People lie about how much cardio they do. Trust me, ask any super lean fitness person and they will most likely claim they do a lot less than they do. Or if you meet these people at big events, nobody says they dieted for three months to be shredded for the booth work, no, they want you to believe they look like this all the time! Without any real issues with cardio or strict food guidelines!

I don’t know where that crap is coming from…. I have no problem standing up for me doing lots of cardio even though I don’t compete. It’s for ME. It’s because I do NOT want to be out of season because it’s season for my all the time. I don’t live by some competition agenda. I don’t need shows to stay disciplined. I don’t need deadlines. I just do, execute because it’s my way of doing it.

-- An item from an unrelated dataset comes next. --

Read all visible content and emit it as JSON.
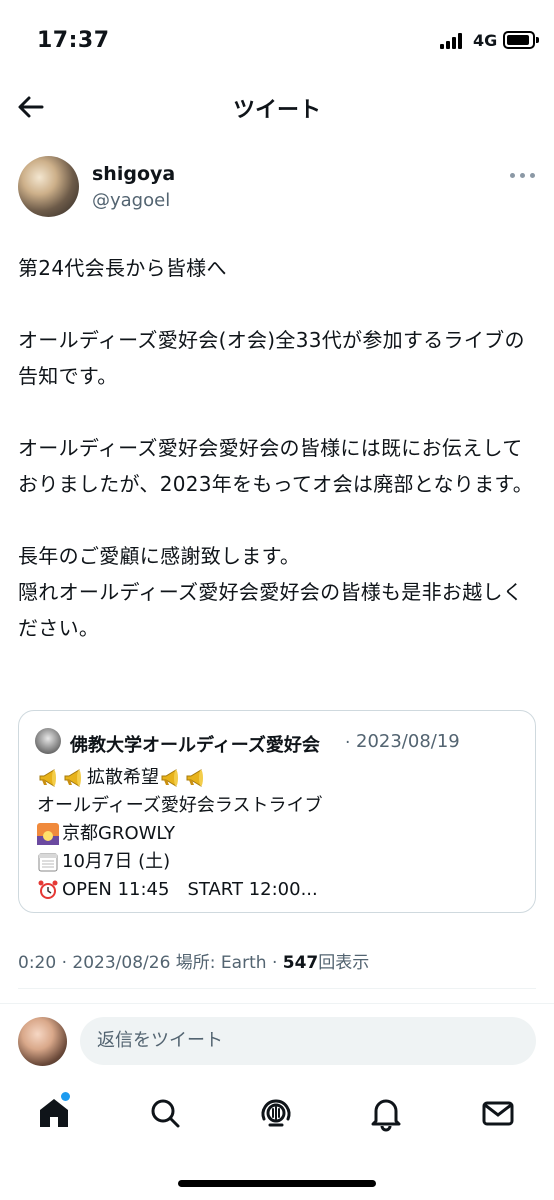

Is too much cardio unhealthy? Sure it is! It’s oxidative stress. It can lead to constant inflammation etc. But compare the extreme fitness lifestyle to whatever other lifestyle and you will see there are “healthy ways” and “super unhealthy” lifestyles.

If you’ve read my blog for a while you should see a pattern. I practice a lot of extreme practices, but I do it as healthily as I can while doing it. I’m not about being moderate or optimal. I’m about reaching my own personal goals in life. You don’t get there by doing things half-heartedly or with “moderation”. Moderation is for you who are happy with moderate results. I happen to be one of those who are not.

Pauline Nordin from Fighter Diet blog.